RECORDED INFORMATION Block Start
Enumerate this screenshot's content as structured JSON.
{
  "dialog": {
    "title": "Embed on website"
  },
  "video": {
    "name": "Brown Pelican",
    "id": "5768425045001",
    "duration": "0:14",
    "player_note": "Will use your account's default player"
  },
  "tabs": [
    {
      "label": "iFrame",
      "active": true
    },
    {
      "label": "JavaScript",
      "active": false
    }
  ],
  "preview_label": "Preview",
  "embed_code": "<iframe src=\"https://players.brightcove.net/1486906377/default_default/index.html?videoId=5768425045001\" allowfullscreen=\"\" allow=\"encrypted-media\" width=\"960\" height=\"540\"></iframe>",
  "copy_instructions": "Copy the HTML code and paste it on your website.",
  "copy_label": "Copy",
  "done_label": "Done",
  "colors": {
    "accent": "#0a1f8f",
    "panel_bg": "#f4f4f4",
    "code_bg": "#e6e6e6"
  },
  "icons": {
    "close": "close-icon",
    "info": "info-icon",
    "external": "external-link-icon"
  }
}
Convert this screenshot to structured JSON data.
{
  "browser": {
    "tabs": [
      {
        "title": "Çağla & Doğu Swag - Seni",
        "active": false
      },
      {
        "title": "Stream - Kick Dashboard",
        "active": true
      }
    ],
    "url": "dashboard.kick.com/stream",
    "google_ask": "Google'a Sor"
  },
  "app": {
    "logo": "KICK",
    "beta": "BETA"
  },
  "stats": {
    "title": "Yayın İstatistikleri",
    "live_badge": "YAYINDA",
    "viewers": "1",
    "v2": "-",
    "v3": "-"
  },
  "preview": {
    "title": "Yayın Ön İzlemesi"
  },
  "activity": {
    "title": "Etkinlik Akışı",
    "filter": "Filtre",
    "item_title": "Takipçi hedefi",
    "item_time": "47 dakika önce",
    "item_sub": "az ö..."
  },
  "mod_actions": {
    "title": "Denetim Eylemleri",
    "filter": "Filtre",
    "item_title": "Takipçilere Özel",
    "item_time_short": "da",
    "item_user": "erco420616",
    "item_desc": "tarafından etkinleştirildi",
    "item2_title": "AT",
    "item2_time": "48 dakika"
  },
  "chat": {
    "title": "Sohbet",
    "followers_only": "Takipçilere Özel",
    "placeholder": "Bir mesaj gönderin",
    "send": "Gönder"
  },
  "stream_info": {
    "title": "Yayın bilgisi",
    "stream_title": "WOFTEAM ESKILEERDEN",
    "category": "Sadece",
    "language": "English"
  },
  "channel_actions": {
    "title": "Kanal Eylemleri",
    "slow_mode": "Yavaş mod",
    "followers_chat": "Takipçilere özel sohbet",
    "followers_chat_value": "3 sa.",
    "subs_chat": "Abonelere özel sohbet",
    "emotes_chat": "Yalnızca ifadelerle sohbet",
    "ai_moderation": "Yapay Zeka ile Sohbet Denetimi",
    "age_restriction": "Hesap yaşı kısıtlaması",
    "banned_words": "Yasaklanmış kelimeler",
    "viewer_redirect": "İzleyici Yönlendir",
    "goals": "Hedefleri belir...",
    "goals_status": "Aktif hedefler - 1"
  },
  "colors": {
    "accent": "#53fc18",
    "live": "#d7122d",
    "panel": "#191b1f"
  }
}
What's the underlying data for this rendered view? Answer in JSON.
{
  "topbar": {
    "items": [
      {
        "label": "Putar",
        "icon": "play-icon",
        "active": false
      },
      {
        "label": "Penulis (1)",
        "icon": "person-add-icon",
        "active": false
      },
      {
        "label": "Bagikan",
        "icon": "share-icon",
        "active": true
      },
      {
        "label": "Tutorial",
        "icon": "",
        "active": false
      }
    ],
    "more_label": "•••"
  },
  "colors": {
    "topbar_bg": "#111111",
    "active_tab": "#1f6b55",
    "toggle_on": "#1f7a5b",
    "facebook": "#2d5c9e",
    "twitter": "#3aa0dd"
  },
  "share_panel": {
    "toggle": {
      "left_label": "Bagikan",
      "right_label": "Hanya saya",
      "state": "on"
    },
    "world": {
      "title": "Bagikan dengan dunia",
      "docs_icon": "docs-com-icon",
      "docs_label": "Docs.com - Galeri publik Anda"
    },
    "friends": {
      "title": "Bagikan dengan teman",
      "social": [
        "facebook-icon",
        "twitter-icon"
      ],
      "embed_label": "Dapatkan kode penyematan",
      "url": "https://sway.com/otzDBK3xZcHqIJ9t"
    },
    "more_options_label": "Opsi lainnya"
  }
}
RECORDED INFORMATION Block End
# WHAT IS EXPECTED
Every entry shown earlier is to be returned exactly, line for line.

# WRITTEN REPLY
Enumerate this screenshot's content as structured JSON.
{
  "dialog": {
    "title": "Embed on website"
  },
  "video": {
    "name": "Brown Pelican",
    "id": "5768425045001",
    "duration": "0:14",
    "player_note": "Will use your account's default player"
  },
  "tabs": [
    {
      "label": "iFrame",
      "active": true
    },
    {
      "label": "JavaScript",
      "active": false
    }
  ],
  "preview_label": "Preview",
  "embed_code": "<iframe src=\"https://players.brightcove.net/1486906377/default_default/index.html?videoId=5768425045001\" allowfullscreen=\"\" allow=\"encrypted-media\" width=\"960\" height=\"540\"></iframe>",
  "copy_instructions": "Copy the HTML code and paste it on your website.",
  "copy_label": "Copy",
  "done_label": "Done",
  "colors": {
    "accent": "#0a1f8f",
    "panel_bg": "#f4f4f4",
    "code_bg": "#e6e6e6"
  },
  "icons": {
    "close": "close-icon",
    "info": "info-icon",
    "external": "external-link-icon"
  }
}
Convert this screenshot to structured JSON data.
{
  "browser": {
    "tabs": [
      {
        "title": "Çağla & Doğu Swag - Seni",
        "active": false
      },
      {
        "title": "Stream - Kick Dashboard",
        "active": true
      }
    ],
    "url": "dashboard.kick.com/stream",
    "google_ask": "Google'a Sor"
  },
  "app": {
    "logo": "KICK",
    "beta": "BETA"
  },
  "stats": {
    "title": "Yayın İstatistikleri",
    "live_badge": "YAYINDA",
    "viewers": "1",
    "v2": "-",
    "v3": "-"
  },
  "preview": {
    "title": "Yayın Ön İzlemesi"
  },
  "activity": {
    "title": "Etkinlik Akışı",
    "filter": "Filtre",
    "item_title": "Takipçi hedefi",
    "item_time": "47 dakika önce",
    "item_sub": "az ö..."
  },
  "mod_actions": {
    "title": "Denetim Eylemleri",
    "filter": "Filtre",
    "item_title": "Takipçilere Özel",
    "item_time_short": "da",
    "item_user": "erco420616",
    "item_desc": "tarafından etkinleştirildi",
    "item2_title": "AT",
    "item2_time": "48 dakika"
  },
  "chat": {
    "title": "Sohbet",
    "followers_only": "Takipçilere Özel",
    "placeholder": "Bir mesaj gönderin",
    "send": "Gönder"
  },
  "stream_info": {
    "title": "Yayın bilgisi",
    "stream_title": "WOFTEAM ESKILEERDEN",
    "category": "Sadece",
    "language": "English"
  },
  "channel_actions": {
    "title": "Kanal Eylemleri",
    "slow_mode": "Yavaş mod",
    "followers_chat": "Takipçilere özel sohbet",
    "followers_chat_value": "3 sa.",
    "subs_chat": "Abonelere özel sohbet",
    "emotes_chat": "Yalnızca ifadelerle sohbet",
    "ai_moderation": "Yapay Zeka ile Sohbet Denetimi",
    "age_restriction": "Hesap yaşı kısıtlaması",
    "banned_words": "Yasaklanmış kelimeler",
    "viewer_redirect": "İzleyici Yönlendir",
    "goals": "Hedefleri belir...",
    "goals_status": "Aktif hedefler - 1"
  },
  "colors": {
    "accent": "#53fc18",
    "live": "#d7122d",
    "panel": "#191b1f"
  }
}
What's the underlying data for this rendered view? Answer in JSON.
{
  "topbar": {
    "items": [
      {
        "label": "Putar",
        "icon": "play-icon",
        "active": false
      },
      {
        "label": "Penulis (1)",
        "icon": "person-add-icon",
        "active": false
      },
      {
        "label": "Bagikan",
        "icon": "share-icon",
        "active": true
      },
      {
        "label": "Tutorial",
        "icon": "",
        "active": false
      }
    ],
    "more_label": "•••"
  },
  "colors": {
    "topbar_bg": "#111111",
    "active_tab": "#1f6b55",
    "toggle_on": "#1f7a5b",
    "facebook": "#2d5c9e",
    "twitter": "#3aa0dd"
  },
  "share_panel": {
    "toggle": {
      "left_label": "Bagikan",
      "right_label": "Hanya saya",
      "state": "on"
    },
    "world": {
      "title": "Bagikan dengan dunia",
      "docs_icon": "docs-com-icon",
      "docs_label": "Docs.com - Galeri publik Anda"
    },
    "friends": {
      "title": "Bagikan dengan teman",
      "social": [
        "facebook-icon",
        "twitter-icon"
      ],
      "embed_label": "Dapatkan kode penyematan",
      "url": "https://sway.com/otzDBK3xZcHqIJ9t"
    },
    "more_options_label": "Opsi lainnya"
  }
}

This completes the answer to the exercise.